START Input material
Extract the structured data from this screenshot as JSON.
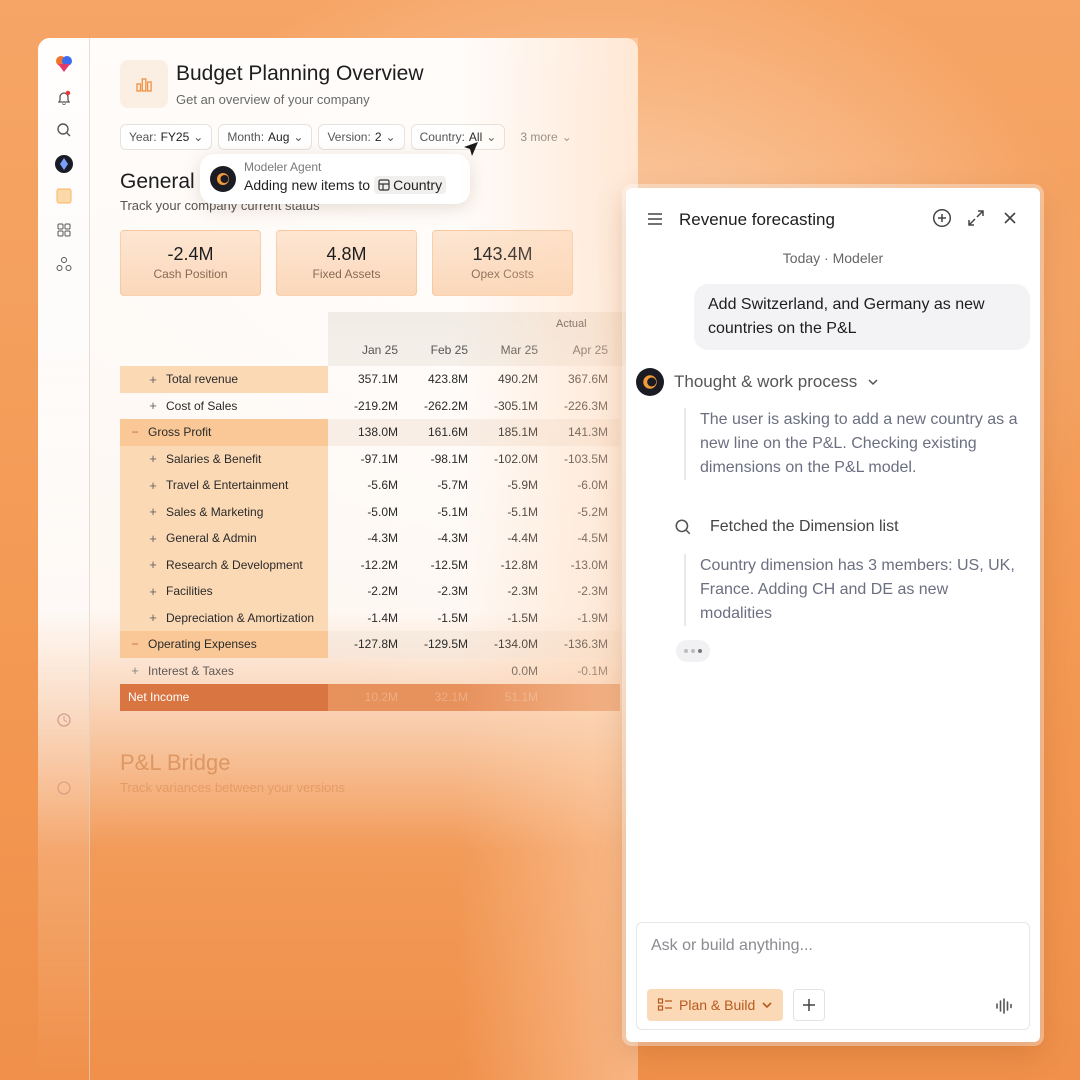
{
  "page": {
    "title": "Budget Planning Overview",
    "subtitle": "Get an overview of your company"
  },
  "filters": [
    {
      "label": "Year: ",
      "value": "FY25"
    },
    {
      "label": "Month: ",
      "value": "Aug"
    },
    {
      "label": "Version: ",
      "value": "2"
    },
    {
      "label": "Country: ",
      "value": "All"
    },
    {
      "label": "3 more",
      "value": ""
    }
  ],
  "agent_tip": {
    "name": "Modeler Agent",
    "message": "Adding new items to",
    "chip": "Country"
  },
  "general": {
    "title": "General",
    "subtitle": "Track your company current status"
  },
  "kpis": [
    {
      "value": "-2.4M",
      "label": "Cash Position"
    },
    {
      "value": "4.8M",
      "label": "Fixed Assets"
    },
    {
      "value": "143.4M",
      "label": "Opex Costs"
    }
  ],
  "pl": {
    "header_group": "Actual",
    "months": [
      "Jan 25",
      "Feb 25",
      "Mar 25",
      "Apr 25"
    ],
    "rows": [
      {
        "label": "Total revenue",
        "values": [
          "357.1M",
          "423.8M",
          "490.2M",
          "367.6M"
        ]
      },
      {
        "label": "Cost of Sales",
        "values": [
          "-219.2M",
          "-262.2M",
          "-305.1M",
          "-226.3M"
        ]
      },
      {
        "label": "Gross Profit",
        "values": [
          "138.0M",
          "161.6M",
          "185.1M",
          "141.3M"
        ]
      },
      {
        "label": "Salaries & Benefit",
        "values": [
          "-97.1M",
          "-98.1M",
          "-102.0M",
          "-103.5M"
        ]
      },
      {
        "label": "Travel & Entertainment",
        "values": [
          "-5.6M",
          "-5.7M",
          "-5.9M",
          "-6.0M"
        ]
      },
      {
        "label": "Sales & Marketing",
        "values": [
          "-5.0M",
          "-5.1M",
          "-5.1M",
          "-5.2M"
        ]
      },
      {
        "label": "General & Admin",
        "values": [
          "-4.3M",
          "-4.3M",
          "-4.4M",
          "-4.5M"
        ]
      },
      {
        "label": "Research & Development",
        "values": [
          "-12.2M",
          "-12.5M",
          "-12.8M",
          "-13.0M"
        ]
      },
      {
        "label": "Facilities",
        "values": [
          "-2.2M",
          "-2.3M",
          "-2.3M",
          "-2.3M"
        ]
      },
      {
        "label": "Depreciation & Amortization",
        "values": [
          "-1.4M",
          "-1.5M",
          "-1.5M",
          "-1.9M"
        ]
      },
      {
        "label": "Operating Expenses",
        "values": [
          "-127.8M",
          "-129.5M",
          "-134.0M",
          "-136.3M"
        ]
      },
      {
        "label": "Interest & Taxes",
        "values": [
          "",
          "",
          "0.0M",
          "-0.1M"
        ]
      },
      {
        "label": "Net Income",
        "values": [
          "10.2M",
          "32.1M",
          "51.1M",
          ""
        ]
      }
    ]
  },
  "bridge": {
    "title": "P&L Bridge",
    "subtitle": "Track variances between your versions"
  },
  "chat": {
    "title": "Revenue forecasting",
    "date": "Today · Modeler",
    "user_message": "Add Switzerland, and Germany as new countries on the P&L",
    "thought_label": "Thought & work process",
    "thought_text": "The user is asking to add a new country as a new line on the P&L. Checking existing dimensions on the P&L model.",
    "fetch_label": "Fetched the Dimension list",
    "result_text": "Country dimension has 3 members: US, UK, France. Adding CH and DE as new modalities",
    "composer_placeholder": "Ask or build anything...",
    "plan_button": "Plan & Build"
  },
  "colors": {
    "accent": "#f49a55",
    "highlight": "#f9c896",
    "net_income": "#d97540"
  }
}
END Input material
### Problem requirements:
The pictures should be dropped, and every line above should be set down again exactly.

### Solution:
Extract the structured data from this screenshot as JSON.
{
  "page": {
    "title": "Budget Planning Overview",
    "subtitle": "Get an overview of your company"
  },
  "filters": [
    {
      "label": "Year: ",
      "value": "FY25"
    },
    {
      "label": "Month: ",
      "value": "Aug"
    },
    {
      "label": "Version: ",
      "value": "2"
    },
    {
      "label": "Country: ",
      "value": "All"
    },
    {
      "label": "3 more",
      "value": ""
    }
  ],
  "agent_tip": {
    "name": "Modeler Agent",
    "message": "Adding new items to",
    "chip": "Country"
  },
  "general": {
    "title": "General",
    "subtitle": "Track your company current status"
  },
  "kpis": [
    {
      "value": "-2.4M",
      "label": "Cash Position"
    },
    {
      "value": "4.8M",
      "label": "Fixed Assets"
    },
    {
      "value": "143.4M",
      "label": "Opex Costs"
    }
  ],
  "pl": {
    "header_group": "Actual",
    "months": [
      "Jan 25",
      "Feb 25",
      "Mar 25",
      "Apr 25"
    ],
    "rows": [
      {
        "label": "Total revenue",
        "values": [
          "357.1M",
          "423.8M",
          "490.2M",
          "367.6M"
        ]
      },
      {
        "label": "Cost of Sales",
        "values": [
          "-219.2M",
          "-262.2M",
          "-305.1M",
          "-226.3M"
        ]
      },
      {
        "label": "Gross Profit",
        "values": [
          "138.0M",
          "161.6M",
          "185.1M",
          "141.3M"
        ]
      },
      {
        "label": "Salaries & Benefit",
        "values": [
          "-97.1M",
          "-98.1M",
          "-102.0M",
          "-103.5M"
        ]
      },
      {
        "label": "Travel & Entertainment",
        "values": [
          "-5.6M",
          "-5.7M",
          "-5.9M",
          "-6.0M"
        ]
      },
      {
        "label": "Sales & Marketing",
        "values": [
          "-5.0M",
          "-5.1M",
          "-5.1M",
          "-5.2M"
        ]
      },
      {
        "label": "General & Admin",
        "values": [
          "-4.3M",
          "-4.3M",
          "-4.4M",
          "-4.5M"
        ]
      },
      {
        "label": "Research & Development",
        "values": [
          "-12.2M",
          "-12.5M",
          "-12.8M",
          "-13.0M"
        ]
      },
      {
        "label": "Facilities",
        "values": [
          "-2.2M",
          "-2.3M",
          "-2.3M",
          "-2.3M"
        ]
      },
      {
        "label": "Depreciation & Amortization",
        "values": [
          "-1.4M",
          "-1.5M",
          "-1.5M",
          "-1.9M"
        ]
      },
      {
        "label": "Operating Expenses",
        "values": [
          "-127.8M",
          "-129.5M",
          "-134.0M",
          "-136.3M"
        ]
      },
      {
        "label": "Interest & Taxes",
        "values": [
          "",
          "",
          "0.0M",
          "-0.1M"
        ]
      },
      {
        "label": "Net Income",
        "values": [
          "10.2M",
          "32.1M",
          "51.1M",
          ""
        ]
      }
    ]
  },
  "bridge": {
    "title": "P&L Bridge",
    "subtitle": "Track variances between your versions"
  },
  "chat": {
    "title": "Revenue forecasting",
    "date": "Today · Modeler",
    "user_message": "Add Switzerland, and Germany as new countries on the P&L",
    "thought_label": "Thought & work process",
    "thought_text": "The user is asking to add a new country as a new line on the P&L. Checking existing dimensions on the P&L model.",
    "fetch_label": "Fetched the Dimension list",
    "result_text": "Country dimension has 3 members: US, UK, France. Adding CH and DE as new modalities",
    "composer_placeholder": "Ask or build anything...",
    "plan_button": "Plan & Build"
  },
  "colors": {
    "accent": "#f49a55",
    "highlight": "#f9c896",
    "net_income": "#d97540"
  }
}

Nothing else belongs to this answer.